◆ Aim of the task
Wherever a line in the data below holds "screenshot", copy that line.

START Input data

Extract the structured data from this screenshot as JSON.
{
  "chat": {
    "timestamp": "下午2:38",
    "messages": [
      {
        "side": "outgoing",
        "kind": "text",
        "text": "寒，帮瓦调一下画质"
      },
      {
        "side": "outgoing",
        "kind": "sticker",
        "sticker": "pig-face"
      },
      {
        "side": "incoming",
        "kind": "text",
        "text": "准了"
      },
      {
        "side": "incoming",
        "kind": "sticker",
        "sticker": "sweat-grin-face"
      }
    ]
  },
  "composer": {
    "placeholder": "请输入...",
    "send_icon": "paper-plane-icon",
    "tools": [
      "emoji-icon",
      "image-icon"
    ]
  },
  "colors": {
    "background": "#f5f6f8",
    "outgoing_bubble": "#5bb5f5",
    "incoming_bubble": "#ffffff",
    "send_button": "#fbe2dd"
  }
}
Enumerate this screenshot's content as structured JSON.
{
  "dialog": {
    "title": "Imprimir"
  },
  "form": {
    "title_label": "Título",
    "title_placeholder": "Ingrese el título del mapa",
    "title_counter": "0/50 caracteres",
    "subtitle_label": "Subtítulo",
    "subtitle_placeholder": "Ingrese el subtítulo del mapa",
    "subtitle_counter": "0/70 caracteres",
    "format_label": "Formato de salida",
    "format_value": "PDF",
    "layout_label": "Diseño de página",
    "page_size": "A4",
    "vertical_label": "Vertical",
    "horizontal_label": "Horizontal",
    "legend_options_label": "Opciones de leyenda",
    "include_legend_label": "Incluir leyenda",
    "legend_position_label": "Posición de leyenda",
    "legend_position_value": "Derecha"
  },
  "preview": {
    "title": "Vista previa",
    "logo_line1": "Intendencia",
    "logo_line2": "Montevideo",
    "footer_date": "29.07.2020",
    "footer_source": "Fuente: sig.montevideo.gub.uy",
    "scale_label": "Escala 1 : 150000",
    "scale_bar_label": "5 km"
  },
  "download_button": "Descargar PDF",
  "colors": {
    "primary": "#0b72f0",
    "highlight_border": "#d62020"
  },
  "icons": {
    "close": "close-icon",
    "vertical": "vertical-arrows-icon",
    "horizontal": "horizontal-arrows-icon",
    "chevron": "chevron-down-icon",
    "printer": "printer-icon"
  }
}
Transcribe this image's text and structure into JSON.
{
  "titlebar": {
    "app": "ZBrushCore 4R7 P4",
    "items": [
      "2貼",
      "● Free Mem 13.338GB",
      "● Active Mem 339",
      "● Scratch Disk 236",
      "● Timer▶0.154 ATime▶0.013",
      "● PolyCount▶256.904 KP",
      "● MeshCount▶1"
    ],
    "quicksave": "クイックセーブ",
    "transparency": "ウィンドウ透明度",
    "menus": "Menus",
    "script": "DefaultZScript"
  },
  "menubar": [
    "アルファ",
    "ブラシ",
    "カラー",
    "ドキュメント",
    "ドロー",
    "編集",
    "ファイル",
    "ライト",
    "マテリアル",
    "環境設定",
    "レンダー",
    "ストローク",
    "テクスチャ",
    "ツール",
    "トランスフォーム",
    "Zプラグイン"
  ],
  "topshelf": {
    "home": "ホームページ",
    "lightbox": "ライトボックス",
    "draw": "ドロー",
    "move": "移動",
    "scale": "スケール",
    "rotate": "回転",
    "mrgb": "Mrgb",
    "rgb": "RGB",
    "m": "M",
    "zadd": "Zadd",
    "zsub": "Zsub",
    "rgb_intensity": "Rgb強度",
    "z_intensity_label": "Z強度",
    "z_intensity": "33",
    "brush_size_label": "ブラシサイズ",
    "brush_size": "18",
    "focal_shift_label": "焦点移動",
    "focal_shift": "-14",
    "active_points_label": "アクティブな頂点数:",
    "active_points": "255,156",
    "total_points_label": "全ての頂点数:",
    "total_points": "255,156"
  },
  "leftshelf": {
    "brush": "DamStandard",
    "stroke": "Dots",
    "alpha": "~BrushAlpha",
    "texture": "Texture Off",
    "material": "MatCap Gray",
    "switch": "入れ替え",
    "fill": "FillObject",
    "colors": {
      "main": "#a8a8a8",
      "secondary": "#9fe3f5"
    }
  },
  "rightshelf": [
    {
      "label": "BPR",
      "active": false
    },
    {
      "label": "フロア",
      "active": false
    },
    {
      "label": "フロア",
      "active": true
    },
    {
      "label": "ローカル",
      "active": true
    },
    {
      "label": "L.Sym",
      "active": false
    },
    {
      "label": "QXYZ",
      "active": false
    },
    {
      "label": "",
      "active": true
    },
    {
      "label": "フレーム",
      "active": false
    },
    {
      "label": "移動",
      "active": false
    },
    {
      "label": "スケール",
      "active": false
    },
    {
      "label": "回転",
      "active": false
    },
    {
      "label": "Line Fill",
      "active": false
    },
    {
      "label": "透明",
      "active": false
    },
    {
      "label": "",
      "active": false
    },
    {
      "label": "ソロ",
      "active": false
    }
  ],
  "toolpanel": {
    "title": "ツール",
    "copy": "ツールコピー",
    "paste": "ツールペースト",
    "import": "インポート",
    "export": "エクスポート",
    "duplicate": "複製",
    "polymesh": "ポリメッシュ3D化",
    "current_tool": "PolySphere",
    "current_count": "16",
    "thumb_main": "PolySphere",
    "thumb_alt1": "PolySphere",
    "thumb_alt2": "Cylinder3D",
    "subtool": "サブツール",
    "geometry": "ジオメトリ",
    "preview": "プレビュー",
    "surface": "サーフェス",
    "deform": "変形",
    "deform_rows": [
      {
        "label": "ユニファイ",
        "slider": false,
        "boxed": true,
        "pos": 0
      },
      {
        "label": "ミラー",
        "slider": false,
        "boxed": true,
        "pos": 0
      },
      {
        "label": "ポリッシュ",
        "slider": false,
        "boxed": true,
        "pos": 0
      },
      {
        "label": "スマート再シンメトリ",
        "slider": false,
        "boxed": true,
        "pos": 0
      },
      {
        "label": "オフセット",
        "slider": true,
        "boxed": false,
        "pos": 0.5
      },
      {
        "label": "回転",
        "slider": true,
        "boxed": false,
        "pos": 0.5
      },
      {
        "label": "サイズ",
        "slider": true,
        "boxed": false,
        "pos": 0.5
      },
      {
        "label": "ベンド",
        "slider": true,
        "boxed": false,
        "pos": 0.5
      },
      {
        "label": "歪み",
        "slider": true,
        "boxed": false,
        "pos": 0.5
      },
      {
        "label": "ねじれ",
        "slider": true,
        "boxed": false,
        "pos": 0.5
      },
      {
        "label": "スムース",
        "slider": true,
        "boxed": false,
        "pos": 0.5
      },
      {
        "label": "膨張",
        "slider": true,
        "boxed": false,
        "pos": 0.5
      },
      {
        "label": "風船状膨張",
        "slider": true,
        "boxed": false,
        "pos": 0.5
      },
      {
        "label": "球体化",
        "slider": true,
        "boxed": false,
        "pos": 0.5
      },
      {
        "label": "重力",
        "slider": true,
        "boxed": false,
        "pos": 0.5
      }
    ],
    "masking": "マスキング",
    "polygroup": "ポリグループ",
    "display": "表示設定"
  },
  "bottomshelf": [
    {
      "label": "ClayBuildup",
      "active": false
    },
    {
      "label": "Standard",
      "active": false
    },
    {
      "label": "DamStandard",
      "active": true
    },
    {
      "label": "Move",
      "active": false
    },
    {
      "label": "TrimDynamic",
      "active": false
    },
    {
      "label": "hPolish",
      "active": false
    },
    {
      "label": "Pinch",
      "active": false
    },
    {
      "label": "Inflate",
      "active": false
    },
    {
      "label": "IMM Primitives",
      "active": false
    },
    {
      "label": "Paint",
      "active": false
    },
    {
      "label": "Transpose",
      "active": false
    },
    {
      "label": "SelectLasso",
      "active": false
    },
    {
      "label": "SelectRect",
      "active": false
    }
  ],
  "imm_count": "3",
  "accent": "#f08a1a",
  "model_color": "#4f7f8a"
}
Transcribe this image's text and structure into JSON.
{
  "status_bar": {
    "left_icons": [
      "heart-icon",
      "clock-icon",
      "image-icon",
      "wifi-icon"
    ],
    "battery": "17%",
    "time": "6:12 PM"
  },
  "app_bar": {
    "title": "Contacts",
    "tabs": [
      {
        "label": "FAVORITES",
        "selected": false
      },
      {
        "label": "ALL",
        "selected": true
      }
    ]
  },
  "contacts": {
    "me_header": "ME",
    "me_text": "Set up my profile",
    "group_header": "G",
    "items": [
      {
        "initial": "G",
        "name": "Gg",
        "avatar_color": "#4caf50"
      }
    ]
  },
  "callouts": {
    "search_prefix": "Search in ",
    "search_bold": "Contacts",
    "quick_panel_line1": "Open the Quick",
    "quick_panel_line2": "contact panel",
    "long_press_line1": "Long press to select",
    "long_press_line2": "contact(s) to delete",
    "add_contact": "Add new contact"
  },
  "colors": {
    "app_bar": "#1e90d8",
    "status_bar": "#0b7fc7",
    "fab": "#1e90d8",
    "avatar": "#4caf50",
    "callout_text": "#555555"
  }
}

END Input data

◆ Written solution
Extract the structured data from this screenshot as JSON.
Enumerate this screenshot's content as structured JSON.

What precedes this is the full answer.